*** Excerpted records Section Begins ***
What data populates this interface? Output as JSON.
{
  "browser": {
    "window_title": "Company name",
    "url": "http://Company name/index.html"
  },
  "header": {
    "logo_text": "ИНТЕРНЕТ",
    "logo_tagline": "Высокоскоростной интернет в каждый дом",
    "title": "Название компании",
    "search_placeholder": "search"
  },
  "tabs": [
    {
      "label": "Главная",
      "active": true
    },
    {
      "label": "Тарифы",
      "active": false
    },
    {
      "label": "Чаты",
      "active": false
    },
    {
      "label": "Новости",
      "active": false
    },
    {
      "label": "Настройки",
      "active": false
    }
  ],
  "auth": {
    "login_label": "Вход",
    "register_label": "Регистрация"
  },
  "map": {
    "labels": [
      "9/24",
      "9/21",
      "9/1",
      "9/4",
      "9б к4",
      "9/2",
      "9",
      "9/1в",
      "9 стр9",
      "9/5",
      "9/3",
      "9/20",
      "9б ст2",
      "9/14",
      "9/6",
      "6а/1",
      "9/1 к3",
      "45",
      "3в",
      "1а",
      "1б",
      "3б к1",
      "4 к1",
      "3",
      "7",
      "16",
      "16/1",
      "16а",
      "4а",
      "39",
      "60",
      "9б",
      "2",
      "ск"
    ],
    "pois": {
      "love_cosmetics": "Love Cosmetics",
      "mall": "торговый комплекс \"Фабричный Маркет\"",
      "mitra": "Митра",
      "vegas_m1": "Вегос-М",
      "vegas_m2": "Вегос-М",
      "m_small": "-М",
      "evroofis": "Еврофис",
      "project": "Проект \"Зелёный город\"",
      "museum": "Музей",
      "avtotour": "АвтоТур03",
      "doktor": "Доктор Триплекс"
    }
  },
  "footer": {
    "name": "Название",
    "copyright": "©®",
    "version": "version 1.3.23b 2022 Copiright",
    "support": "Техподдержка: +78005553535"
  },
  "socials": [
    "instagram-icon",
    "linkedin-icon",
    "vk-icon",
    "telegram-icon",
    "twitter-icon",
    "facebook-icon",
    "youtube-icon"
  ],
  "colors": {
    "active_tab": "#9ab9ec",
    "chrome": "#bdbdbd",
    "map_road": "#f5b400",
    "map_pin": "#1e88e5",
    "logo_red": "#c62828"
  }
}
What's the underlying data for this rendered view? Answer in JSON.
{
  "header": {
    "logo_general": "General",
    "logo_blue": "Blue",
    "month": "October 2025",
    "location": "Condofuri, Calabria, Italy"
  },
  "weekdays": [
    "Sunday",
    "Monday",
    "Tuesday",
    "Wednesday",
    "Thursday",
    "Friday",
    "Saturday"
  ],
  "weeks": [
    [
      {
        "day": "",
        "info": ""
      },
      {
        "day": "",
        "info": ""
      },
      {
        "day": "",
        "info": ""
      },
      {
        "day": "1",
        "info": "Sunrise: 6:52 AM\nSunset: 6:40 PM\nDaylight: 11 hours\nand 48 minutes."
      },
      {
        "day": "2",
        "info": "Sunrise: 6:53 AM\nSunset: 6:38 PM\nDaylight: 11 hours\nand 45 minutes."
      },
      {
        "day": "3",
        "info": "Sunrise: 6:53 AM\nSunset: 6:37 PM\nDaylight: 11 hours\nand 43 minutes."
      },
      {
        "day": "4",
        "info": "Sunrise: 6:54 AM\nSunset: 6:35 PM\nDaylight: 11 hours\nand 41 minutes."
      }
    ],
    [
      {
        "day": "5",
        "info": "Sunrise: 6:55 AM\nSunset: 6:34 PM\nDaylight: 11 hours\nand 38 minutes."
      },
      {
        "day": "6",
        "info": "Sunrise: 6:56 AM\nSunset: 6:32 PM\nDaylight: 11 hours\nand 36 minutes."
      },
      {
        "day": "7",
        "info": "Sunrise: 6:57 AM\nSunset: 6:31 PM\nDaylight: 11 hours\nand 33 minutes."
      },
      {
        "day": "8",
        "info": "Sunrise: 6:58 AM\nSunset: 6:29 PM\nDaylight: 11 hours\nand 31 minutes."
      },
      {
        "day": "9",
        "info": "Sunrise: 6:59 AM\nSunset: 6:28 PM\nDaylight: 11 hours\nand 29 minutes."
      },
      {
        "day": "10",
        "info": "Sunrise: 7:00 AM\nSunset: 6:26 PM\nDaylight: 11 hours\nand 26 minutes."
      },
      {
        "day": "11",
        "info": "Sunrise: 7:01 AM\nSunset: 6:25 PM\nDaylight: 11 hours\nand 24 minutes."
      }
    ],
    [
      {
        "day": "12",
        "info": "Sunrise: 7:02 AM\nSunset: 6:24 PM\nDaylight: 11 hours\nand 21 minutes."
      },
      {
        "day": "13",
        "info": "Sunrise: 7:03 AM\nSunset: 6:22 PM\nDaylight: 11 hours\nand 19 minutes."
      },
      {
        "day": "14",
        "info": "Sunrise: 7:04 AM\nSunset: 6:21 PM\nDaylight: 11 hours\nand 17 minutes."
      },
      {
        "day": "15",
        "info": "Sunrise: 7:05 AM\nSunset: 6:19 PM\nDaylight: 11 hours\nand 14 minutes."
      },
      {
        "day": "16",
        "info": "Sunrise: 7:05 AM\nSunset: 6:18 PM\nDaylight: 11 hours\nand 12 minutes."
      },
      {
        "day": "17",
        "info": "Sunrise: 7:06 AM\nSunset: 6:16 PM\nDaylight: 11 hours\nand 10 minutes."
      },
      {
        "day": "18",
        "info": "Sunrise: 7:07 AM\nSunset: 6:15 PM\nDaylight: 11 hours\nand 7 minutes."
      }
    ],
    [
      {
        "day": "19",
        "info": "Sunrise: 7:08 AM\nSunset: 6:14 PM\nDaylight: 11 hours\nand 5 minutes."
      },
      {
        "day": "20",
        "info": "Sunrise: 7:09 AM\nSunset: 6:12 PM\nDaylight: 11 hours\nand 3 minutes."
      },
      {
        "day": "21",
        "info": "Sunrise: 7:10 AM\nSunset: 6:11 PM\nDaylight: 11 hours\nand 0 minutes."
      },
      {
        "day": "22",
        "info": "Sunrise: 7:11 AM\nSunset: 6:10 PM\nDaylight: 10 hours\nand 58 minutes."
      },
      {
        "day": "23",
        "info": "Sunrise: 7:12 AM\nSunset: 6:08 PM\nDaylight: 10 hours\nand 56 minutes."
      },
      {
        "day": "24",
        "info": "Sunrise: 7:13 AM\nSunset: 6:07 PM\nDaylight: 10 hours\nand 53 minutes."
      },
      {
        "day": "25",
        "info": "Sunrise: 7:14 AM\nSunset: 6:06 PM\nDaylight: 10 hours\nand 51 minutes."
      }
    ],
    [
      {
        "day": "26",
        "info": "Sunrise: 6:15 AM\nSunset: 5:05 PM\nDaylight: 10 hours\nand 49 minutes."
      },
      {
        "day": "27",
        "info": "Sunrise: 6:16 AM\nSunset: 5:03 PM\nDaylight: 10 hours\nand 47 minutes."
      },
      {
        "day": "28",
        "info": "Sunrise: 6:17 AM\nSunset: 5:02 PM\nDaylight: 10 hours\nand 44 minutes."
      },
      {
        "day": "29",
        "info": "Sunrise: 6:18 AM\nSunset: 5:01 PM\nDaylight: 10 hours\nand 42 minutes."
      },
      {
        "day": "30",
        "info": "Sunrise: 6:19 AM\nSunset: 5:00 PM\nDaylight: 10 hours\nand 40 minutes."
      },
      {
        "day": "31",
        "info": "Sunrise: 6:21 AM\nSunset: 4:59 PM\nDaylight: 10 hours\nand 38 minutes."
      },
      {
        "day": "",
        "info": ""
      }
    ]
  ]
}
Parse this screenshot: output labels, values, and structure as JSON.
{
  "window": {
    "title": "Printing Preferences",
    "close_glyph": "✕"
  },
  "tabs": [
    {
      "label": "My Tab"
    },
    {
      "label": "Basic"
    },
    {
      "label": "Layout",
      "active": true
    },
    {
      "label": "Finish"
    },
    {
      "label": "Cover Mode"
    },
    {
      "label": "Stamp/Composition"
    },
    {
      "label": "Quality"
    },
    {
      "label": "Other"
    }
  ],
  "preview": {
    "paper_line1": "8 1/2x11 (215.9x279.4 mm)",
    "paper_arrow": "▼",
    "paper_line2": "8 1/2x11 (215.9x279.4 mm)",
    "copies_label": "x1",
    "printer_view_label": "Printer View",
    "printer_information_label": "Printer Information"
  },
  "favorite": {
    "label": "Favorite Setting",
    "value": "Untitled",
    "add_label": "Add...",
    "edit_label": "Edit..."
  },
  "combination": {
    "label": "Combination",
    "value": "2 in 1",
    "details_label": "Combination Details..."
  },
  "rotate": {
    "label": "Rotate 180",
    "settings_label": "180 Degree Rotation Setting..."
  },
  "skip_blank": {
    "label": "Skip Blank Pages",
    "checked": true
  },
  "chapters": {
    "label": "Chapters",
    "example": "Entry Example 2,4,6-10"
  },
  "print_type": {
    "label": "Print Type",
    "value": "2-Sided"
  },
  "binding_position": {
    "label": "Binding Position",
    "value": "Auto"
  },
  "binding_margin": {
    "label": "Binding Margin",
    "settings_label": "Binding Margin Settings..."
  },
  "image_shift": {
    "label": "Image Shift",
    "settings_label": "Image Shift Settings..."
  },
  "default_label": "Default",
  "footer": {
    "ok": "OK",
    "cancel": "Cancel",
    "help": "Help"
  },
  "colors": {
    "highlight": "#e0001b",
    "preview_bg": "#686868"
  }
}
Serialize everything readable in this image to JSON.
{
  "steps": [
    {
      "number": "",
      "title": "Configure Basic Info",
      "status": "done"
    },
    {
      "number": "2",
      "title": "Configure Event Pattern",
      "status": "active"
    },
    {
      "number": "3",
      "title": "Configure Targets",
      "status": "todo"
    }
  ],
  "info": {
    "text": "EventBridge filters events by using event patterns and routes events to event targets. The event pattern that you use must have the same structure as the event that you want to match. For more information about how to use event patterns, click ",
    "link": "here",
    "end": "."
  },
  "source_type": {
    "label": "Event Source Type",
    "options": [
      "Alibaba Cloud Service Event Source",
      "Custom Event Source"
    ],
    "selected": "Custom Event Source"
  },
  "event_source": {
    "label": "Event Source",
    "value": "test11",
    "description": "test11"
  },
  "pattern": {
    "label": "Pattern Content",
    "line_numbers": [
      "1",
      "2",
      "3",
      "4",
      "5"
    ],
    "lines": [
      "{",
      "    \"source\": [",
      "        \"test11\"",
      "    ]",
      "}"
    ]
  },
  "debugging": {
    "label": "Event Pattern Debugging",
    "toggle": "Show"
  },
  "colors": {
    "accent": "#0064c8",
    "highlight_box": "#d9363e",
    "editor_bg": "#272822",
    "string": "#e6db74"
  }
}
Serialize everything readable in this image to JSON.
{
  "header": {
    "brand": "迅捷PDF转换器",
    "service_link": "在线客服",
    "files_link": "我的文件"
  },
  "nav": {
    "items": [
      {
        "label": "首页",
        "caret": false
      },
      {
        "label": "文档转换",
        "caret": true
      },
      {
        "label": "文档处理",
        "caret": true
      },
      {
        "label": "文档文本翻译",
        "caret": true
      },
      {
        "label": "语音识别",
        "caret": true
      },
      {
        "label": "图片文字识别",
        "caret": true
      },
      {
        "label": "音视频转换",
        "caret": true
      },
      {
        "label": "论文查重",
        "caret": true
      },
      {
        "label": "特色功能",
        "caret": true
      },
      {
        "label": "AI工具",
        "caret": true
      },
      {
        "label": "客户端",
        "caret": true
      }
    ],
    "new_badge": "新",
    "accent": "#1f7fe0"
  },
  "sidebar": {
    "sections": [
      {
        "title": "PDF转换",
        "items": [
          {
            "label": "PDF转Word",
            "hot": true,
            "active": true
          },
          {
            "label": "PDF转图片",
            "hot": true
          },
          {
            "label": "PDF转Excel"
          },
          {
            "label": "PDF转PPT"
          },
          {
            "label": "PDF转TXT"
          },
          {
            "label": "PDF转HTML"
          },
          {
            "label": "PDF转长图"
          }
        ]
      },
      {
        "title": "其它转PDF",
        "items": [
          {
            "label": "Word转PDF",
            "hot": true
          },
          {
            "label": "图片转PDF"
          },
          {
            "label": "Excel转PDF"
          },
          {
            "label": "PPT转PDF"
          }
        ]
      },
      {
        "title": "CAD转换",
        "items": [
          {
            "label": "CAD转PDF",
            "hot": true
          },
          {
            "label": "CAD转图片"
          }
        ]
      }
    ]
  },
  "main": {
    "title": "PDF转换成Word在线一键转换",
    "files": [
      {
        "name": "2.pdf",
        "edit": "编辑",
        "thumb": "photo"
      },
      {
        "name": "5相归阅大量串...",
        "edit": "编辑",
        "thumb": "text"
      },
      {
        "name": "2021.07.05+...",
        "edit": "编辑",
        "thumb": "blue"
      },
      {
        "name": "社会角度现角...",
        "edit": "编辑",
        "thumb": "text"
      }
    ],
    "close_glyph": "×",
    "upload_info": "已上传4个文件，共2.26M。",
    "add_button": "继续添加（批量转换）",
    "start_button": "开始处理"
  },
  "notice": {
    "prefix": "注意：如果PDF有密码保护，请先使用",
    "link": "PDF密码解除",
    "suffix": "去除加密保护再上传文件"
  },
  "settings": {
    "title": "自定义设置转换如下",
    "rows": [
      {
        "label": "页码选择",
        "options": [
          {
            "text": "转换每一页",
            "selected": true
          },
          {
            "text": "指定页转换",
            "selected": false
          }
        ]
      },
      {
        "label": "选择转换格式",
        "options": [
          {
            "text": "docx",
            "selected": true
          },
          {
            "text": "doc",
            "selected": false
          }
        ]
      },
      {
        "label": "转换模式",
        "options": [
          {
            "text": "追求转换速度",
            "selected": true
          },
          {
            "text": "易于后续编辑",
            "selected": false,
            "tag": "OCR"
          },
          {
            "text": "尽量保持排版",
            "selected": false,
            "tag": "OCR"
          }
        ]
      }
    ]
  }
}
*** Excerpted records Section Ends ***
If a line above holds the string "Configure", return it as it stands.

      "title": "Configure Basic Info",
      "title": "Configure Event Pattern",
      "title": "Configure Targets",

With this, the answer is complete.